Wadah Khanfar, director-general of Al Jazeera, said in a statement issued on Friday: "Any code of ethics or governance for journalistic practices should emerge, and be governed, from within the profession and not be imposed externally by political institutions.
 
"Al Jazeera considers the adoption of the charter ... a risk to the freedom of expression in the Arab world."

Cairo document
 
All members of the 22-member Arab League had voted in favour of the document, with only Qatar and Lebanon opposing.
 
Qatar said it was "still studying the document" and that it did not "currently want to adopt" it for legal rather than political reasons.
 
Tuesday's meeting was called at the request of Egypt, which hosts the Arab League and serves as a base for several Arab satellite channels.
 

"The region has seen the recent emergence of many media institutions and every attempt should be made ... to encourage their independence and freedom"

Wadah Khanfar, director-general of Al Jazeera
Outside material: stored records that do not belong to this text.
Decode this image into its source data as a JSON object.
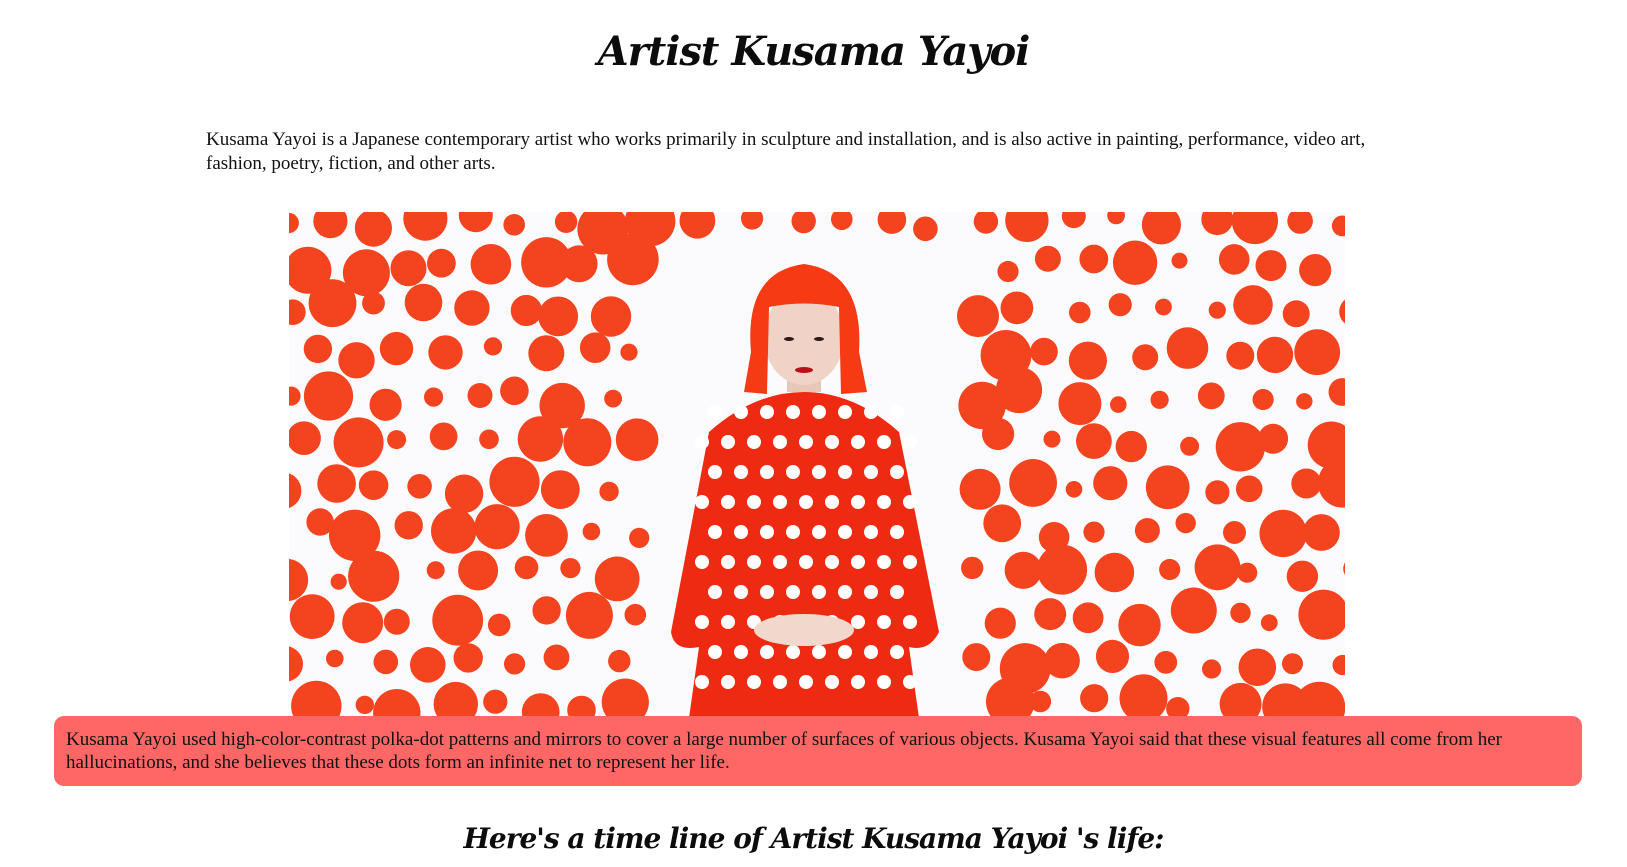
{
  "page": {
    "title": "Artist Kusama Yayoi",
    "intro": "Kusama Yayoi is a Japanese contemporary artist who works primarily in sculpture and installation, and is also active in painting, performance, video art, fashion, poetry, fiction, and other arts.",
    "callout": "Kusama Yayoi used high-color-contrast polka-dot patterns and mirrors to cover a large number of surfaces of various objects. Kusama Yayoi said that these visual features all come from her hallucinations, and she believes that these dots form an infinite net to represent her life.",
    "timeline_heading": "Here's a time line of Artist Kusama Yayoi 's life:"
  },
  "colors": {
    "dot": "#f4431f",
    "hair": "#f53a14",
    "callout_bg": "#ff6766",
    "dress": "#ee2b12"
  },
  "image": {
    "subject": "kusama-portrait-polka-dots"
  }
}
Anas al-Fiqi, the Egyptian information minister, said his country would be the first to implement the charter.
 
"Some satellite channels have strayed from the correct path," he said.
 
But in his statement, Khanfar says: "Some of the language contained within the charter is ambiguous and could be interpreted to actively hinder independent reporting from the region."
 
Any violation of professional ethics should be tackled through independent legal processes, he said.
 
"The region has seen the recent emergence of many media institutions and every attempt should be made not to hamper, but to facilitate, an environment to encourage their independence and freedom," Khanfar said.
 
Al Jazeera has faced reporting bans in several Arab countries including Kuwait and Saudi Arabia over the past decade.
 
Iraq also banned Al Jazeera Arabic from reporting in Iraq three years ago - accusing it of fomenting sectarianism - but Al Jazeera English has a presence in Baghdad.
 
Relative freedom
 
The Cairo charter stipulates that channels should "refrain from broadcasting anything which calls into question God, the monotheistic religions, the prophets, sects or symbols of the various religious communities".
 
It says broadcasters should avoid "erotic or obscene material" or programmes that "encourage smoking or the consumption of alcohol", the latter prohibited by Islam.
 
They should also "protect Arab identity from the harmful effects of globalisation".
 
Speaking to Al Jazeera, Agnes Callamard from Article 19, a press freedom organisation, said: "This is turning into the next stage of censorship which is to try to prevent millions of people in the region to access information.
 
"The guidelines that have been put forward are so overbroad and over-reaching, they are just really trying to impose a curtain of censorship over the provision of information and simple provision of
views."